The accent and dialect down in the valley ranges from the incomprehensible to the downright puzzling. Like anywhere this has to do with factors such as the amount of teeth and differing pronunciation of some key Arabic letters. For example the every day word/insult kalb (dog) becomes chalb. Plus simply saying kayfak (how are you), had become chayfich. By the end I was ch-ch-ing all over the place.
One fine day after a long post-breakfast qaylulay (nap), I went with Ali to talk to the local sheikh inquiring as to whether, in all my humbleness, I could acquire a Quran for the purpose of studying its language. He presented me a translated version and with a condescending eyebrow told me that it is unacceptable for any non-muslim to read an original copy of the Quran.
I declined his gesture and in full glare of his eyebrow told him not to worry as I know plenty of muslims in Amman wiling to share an original Quran, without fear of ending up in hell.
Leaving the Jordan Valley was a relief, and I couldn’t help thinking if only I had made friends who lived somewhere with a gentle breeze. Thank god I don’t have to go back there again, I said to myself whilst rummaging through my bag and noticing the absence of my glasses.
So an unexpected return bus down to pick up my glasses lying on the chair where I had left them in the living room, arriving back in Amman in a fresh pool of sweat just in time for sunset on the evening before Ramadan.
A day to sort out the remnants of my life in Jordan and soak up some of the Ramadan night atmosphere (largely involves boys setting off fireworks in the middle of the street). As well as the 3 am drum man.
That is, the man whose job it is to parade the streets or residential areas in the early hours waking people up to eat their sohor (meal before beginning of the day’s fast). He is known as the Musaharati. A slightly less efficient method than the loud speakers of the Mosque, but a tradition is a tradition I suppose.

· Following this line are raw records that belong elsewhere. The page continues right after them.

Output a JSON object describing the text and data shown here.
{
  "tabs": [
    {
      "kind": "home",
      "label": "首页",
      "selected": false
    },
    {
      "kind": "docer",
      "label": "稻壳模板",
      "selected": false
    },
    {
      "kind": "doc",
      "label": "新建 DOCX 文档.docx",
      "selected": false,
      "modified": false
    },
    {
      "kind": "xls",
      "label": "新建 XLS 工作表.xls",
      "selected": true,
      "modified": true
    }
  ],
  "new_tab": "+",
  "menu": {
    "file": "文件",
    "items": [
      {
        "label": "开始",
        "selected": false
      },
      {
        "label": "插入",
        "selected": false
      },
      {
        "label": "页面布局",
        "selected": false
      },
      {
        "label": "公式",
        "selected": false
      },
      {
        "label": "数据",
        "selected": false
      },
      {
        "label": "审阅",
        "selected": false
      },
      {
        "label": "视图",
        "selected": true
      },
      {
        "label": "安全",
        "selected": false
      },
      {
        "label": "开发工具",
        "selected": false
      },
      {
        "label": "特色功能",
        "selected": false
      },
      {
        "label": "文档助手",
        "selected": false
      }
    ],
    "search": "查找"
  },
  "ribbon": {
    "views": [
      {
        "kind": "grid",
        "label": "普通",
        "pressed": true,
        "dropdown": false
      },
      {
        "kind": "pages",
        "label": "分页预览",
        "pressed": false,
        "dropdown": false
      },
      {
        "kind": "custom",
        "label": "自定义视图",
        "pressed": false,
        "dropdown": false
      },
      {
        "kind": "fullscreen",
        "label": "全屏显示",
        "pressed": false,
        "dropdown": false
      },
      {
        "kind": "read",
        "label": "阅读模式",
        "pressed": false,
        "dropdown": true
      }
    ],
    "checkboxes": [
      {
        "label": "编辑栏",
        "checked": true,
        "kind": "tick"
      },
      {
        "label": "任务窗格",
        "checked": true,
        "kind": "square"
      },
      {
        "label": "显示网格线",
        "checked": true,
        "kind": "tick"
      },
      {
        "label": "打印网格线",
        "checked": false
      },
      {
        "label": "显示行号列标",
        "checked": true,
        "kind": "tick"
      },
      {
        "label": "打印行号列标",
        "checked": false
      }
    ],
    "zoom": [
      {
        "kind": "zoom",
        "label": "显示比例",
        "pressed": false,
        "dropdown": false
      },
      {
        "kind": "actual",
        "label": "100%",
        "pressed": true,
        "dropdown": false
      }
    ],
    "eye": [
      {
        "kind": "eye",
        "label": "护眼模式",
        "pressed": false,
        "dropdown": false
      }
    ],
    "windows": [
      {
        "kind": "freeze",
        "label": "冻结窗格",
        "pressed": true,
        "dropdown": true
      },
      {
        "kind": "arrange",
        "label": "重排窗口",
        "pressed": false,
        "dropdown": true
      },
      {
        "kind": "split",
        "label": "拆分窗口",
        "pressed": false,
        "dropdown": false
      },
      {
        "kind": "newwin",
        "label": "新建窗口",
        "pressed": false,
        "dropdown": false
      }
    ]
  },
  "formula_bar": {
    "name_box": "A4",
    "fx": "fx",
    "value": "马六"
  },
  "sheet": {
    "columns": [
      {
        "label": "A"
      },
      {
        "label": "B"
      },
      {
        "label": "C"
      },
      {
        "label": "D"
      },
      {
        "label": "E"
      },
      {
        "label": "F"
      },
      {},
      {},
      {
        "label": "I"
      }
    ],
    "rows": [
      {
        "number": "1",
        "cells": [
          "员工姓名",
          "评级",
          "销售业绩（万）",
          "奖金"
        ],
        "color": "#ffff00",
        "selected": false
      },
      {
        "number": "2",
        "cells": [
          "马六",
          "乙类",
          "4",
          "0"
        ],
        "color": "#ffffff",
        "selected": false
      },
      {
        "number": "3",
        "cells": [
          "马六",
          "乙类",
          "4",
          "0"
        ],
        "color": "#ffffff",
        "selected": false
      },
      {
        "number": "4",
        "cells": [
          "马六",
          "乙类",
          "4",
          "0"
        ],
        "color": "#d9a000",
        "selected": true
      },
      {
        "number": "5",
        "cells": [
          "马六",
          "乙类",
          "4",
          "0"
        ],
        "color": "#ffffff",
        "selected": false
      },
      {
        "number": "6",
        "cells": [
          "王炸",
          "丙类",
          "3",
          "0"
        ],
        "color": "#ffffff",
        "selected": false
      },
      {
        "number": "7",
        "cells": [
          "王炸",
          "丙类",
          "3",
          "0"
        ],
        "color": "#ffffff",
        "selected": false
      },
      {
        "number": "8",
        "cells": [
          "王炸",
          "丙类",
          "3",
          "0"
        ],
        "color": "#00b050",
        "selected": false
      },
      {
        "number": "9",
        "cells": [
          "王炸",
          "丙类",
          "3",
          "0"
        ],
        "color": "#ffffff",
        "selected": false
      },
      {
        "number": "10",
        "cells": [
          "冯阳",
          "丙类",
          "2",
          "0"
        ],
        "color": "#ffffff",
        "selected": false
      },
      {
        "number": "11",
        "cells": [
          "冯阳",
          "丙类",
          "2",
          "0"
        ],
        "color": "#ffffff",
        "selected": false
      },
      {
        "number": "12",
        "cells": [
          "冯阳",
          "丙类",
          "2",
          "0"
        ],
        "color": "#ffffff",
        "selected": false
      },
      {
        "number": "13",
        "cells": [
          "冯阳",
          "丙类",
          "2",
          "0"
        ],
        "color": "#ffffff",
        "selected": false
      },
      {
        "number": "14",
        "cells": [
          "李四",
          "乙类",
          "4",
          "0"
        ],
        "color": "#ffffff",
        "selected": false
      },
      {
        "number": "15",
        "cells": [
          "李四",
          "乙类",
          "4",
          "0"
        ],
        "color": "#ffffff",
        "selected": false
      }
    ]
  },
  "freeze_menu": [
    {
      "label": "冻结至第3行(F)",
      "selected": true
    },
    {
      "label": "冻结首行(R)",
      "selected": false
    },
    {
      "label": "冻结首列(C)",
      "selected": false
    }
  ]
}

It has been an interesting year. I have learnt Arabic, made friends in the lowest places possible, eaten enough falafel and hummus for a lifetime, walked my flip-flops into remission, destroyed my lungs with lemon and mint flavoured shisha, torn my hair out at points, grown it at others.
Amman is leaving the Jordan shore and returning to the white cliffs of Somerset once more.